The first step of Lent is one which all resolutions should be based on

Second Sunday of Lent: Gen 15:5-12, 17-18; Ps 27; Phil 3:17 – 4:1 or 3:20 – 4:1; Lk 9:28-36 (Year C)

By on Friday, 22 February 2013

Hope is fundamental to life and faith. In hope we journey from what we are to what we long to become. Lent itself is a pilgrimage of hope, a reaching out for all that we shall become in Christ, our risen Lord.

This journey from promise to fulfilment is set before us in the ancient covenant that bound Abram to the God of Israel.

At a time when Abram lived in the insecurity of a nomadic life, a loving God invited him to entrust himself to a promise whose fulfilment lay in an uncertain future. “Look up to heaven and count the stars if you can. Such will be your descendants.”

For a barren couple, whose entire security depended on the continuation of the family, this promise symbolised every human longing. Faith, and faith alone, enabled them to enter into the promise, to begin their journey. They were called to surrender their frustration and disappointment, not to some vague daydream, but to the God who would accomplish what lay beyond their declining strength. “Abram put his faith in the Lord, who counted this as making him justified.”

For us, as for Abram, the first step must be to entrust ourselves, in a deeply personal way, to the life promised by the Father in his Son, Jesus Christ. We whose sinful lives are a frustrated longing to live Christ’s goodness must abandon ourselves to God’s promise that “he will transfigure these wretched bodies of ours into copies of Christ’s glorious body. He will do this by the same glorious power with which he can subdue the universe.” This is the first and most fundamental step both for Lent and for faith itself. Any other Lenten resolutions, or hopes for the future, will come to nothing without this surrender to Christ’s transforming presence.

Luke’s account of the Transfiguration describes a turning point for Peter, James and John. Events in the ministry of Jesus were to turn rapidly towards Jerusalem and his approaching death. To prepare the disciples for what lay ahead, the Transfiguration foreshadowed the promise that Christ’s Resurrection holds for all believers.

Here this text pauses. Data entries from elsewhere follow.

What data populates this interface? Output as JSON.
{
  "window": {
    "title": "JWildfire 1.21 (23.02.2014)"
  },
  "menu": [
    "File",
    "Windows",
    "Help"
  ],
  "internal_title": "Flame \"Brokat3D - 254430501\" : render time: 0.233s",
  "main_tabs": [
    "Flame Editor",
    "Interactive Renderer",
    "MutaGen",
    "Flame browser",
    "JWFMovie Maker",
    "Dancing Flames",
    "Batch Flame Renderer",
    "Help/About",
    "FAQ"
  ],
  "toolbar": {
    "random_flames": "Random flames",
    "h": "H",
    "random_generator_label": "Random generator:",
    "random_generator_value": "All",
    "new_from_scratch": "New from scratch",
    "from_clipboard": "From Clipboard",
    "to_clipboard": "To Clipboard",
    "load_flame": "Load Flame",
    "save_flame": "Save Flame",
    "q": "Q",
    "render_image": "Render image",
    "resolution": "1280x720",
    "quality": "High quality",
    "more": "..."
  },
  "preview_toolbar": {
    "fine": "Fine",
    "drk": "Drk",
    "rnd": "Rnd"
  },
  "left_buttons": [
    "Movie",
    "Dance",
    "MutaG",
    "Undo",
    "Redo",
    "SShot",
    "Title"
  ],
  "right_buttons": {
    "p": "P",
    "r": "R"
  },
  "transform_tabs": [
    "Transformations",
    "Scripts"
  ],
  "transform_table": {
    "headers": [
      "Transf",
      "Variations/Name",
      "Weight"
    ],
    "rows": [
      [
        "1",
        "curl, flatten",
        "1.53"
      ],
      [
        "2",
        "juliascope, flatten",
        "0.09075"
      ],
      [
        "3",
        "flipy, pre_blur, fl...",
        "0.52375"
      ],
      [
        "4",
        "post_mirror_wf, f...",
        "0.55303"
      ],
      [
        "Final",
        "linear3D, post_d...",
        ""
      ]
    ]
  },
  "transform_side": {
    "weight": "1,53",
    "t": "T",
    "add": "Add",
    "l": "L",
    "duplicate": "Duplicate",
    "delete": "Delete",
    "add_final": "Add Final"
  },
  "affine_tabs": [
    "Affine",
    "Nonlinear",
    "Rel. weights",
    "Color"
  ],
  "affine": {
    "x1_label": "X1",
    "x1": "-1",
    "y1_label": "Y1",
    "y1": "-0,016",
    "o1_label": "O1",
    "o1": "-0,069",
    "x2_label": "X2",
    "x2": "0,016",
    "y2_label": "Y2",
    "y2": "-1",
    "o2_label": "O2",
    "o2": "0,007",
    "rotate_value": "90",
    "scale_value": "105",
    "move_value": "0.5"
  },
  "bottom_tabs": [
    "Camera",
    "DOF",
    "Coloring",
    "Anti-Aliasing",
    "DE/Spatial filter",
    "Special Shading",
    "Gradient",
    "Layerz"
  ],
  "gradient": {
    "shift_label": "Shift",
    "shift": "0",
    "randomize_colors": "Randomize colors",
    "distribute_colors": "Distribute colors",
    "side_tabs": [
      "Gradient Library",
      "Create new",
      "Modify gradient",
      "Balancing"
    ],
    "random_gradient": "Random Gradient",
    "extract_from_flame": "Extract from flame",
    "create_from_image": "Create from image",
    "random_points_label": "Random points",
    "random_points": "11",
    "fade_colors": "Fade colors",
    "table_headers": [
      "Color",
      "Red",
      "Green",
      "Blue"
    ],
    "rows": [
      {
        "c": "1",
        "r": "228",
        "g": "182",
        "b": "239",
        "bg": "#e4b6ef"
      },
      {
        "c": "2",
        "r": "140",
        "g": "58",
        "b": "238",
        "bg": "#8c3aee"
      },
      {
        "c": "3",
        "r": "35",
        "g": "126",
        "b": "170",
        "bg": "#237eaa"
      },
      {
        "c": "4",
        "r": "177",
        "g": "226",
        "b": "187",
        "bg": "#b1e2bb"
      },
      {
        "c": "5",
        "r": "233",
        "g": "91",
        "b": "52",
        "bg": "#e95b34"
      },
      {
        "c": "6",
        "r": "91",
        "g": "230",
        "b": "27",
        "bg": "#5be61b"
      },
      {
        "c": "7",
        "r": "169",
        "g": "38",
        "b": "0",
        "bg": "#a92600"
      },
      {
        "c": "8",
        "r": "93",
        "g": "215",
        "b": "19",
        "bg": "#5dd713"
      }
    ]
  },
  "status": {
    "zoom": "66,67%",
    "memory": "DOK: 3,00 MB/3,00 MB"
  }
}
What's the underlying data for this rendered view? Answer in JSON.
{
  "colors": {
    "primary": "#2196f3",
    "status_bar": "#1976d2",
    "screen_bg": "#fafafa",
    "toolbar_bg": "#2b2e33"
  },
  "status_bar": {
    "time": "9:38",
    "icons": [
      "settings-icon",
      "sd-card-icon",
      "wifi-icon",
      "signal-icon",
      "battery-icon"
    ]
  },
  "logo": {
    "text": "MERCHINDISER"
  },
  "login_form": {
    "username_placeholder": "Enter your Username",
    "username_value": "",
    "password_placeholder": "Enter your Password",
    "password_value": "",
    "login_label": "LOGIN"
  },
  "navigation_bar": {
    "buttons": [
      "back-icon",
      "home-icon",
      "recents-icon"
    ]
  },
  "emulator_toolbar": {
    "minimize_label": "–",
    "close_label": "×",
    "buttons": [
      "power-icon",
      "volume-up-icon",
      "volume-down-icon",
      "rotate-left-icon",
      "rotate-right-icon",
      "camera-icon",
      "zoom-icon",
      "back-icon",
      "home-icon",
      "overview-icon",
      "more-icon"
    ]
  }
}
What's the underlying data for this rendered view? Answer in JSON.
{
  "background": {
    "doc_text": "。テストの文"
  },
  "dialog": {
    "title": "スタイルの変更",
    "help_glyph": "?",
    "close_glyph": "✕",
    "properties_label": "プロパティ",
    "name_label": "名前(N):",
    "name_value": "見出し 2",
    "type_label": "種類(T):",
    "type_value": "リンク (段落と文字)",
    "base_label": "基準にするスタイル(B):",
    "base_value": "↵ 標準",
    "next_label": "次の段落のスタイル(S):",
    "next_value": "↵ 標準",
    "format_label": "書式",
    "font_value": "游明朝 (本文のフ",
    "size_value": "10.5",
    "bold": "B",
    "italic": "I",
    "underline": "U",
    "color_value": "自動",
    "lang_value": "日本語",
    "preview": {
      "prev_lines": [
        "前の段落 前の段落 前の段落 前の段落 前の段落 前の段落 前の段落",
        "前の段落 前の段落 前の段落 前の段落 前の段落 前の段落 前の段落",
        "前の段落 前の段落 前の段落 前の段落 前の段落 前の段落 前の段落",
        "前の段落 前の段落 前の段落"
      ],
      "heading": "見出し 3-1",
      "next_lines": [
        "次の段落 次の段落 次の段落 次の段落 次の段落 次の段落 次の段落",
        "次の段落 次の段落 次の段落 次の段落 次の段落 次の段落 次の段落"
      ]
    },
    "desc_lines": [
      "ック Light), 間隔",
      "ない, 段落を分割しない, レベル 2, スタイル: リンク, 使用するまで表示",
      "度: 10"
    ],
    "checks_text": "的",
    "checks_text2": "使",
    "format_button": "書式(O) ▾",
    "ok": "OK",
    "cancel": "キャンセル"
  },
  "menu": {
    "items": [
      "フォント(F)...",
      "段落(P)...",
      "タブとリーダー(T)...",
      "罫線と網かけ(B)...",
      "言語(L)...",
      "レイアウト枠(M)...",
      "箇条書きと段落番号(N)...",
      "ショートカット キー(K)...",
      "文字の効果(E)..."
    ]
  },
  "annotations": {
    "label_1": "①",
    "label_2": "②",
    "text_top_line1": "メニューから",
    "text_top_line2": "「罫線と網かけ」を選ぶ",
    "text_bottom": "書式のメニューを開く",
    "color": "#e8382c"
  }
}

Through this experience the disciples saw clearly, for the first time, the true nature of the one who had called them, and the promise that his death and Resurrection would achieve in them. They realised that in Jesus they were in the presence of God, and that in this presence all longing ceased. “Master, it is wonderful for us to be here.”

They heard a voice proclaiming the Father’s love for the Son: “This is my Son, the chosen one.” They understood that they themselves, through faith, were called to share in this love, to become the children of God. This profound experience prepared the disciples for all that would lie ahead as they descended with Jesus from the mountain. They had glimpsed the promise. Increasingly, Jesus would insist that the path to its fulfilment would be a faith that was willing to share his Cross.

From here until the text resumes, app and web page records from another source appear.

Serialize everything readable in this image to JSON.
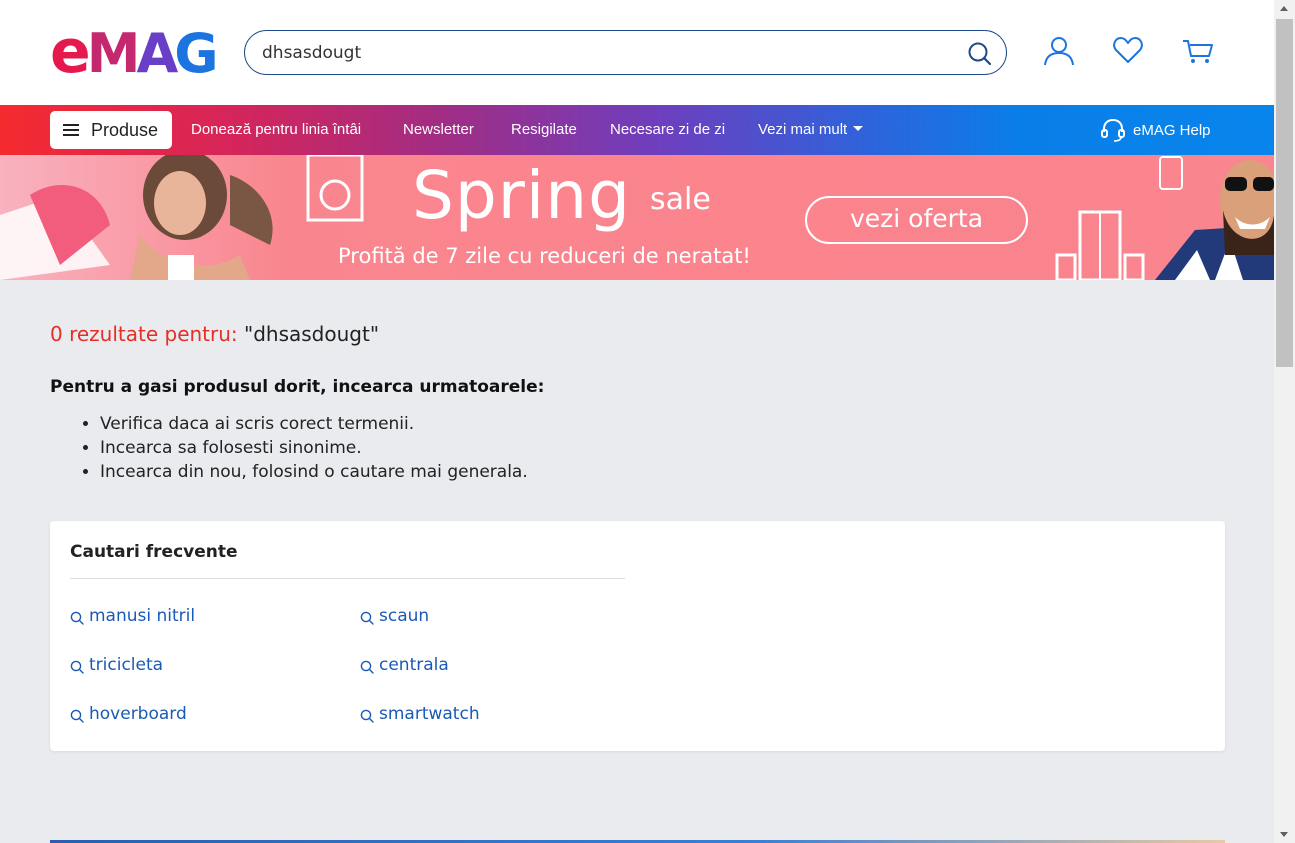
{
  "header": {
    "logo": "eMAG",
    "search": {
      "value": "dhsasdougt",
      "icon": "search-icon"
    },
    "icons": [
      "user-icon",
      "heart-icon",
      "cart-icon"
    ]
  },
  "nav": {
    "products_label": "Produse",
    "links": [
      "Donează pentru linia întâi",
      "Newsletter",
      "Resigilate",
      "Necesare zi de zi",
      "Vezi mai mult"
    ],
    "help_label": "eMAG Help"
  },
  "banner": {
    "title": "Spring",
    "title_suffix": "sale",
    "cta": "vezi oferta",
    "subtitle": "Profită de 7 zile cu reduceri de neratat!"
  },
  "results": {
    "count_text": "0 rezultate pentru:",
    "query_text": "\"dhsasdougt\""
  },
  "tips": {
    "title": "Pentru a gasi produsul dorit, incearca urmatoarele:",
    "items": [
      "Verifica daca ai scris corect termenii.",
      "Incearca sa folosesti sinonime.",
      "Incearca din nou, folosind o cautare mai generala."
    ]
  },
  "frequent": {
    "title": "Cautari frecvente",
    "terms": [
      "manusi nitril",
      "scaun",
      "tricicleta",
      "centrala",
      "hoverboard",
      "smartwatch"
    ]
  },
  "colors": {
    "brand_blue": "#1c74e0",
    "brand_red": "#e6194f",
    "result_count_red": "#e52e25",
    "link_blue": "#1a5ab7"
  }
}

We do not live our lives on the mountain of Christ’s Transfiguration. We face the daily challenges of our own sinfulness and frailty. We are frequently wounded in an imperfect world. At times we feel disheartened, both with ourselves and the world in which we live.

The Transfiguration revealed that Christ’s presence has the power to transform sinful lives. In faith, we commit our lives to Christ, knowing that he leads us through every cross to the glory of his Resurrection.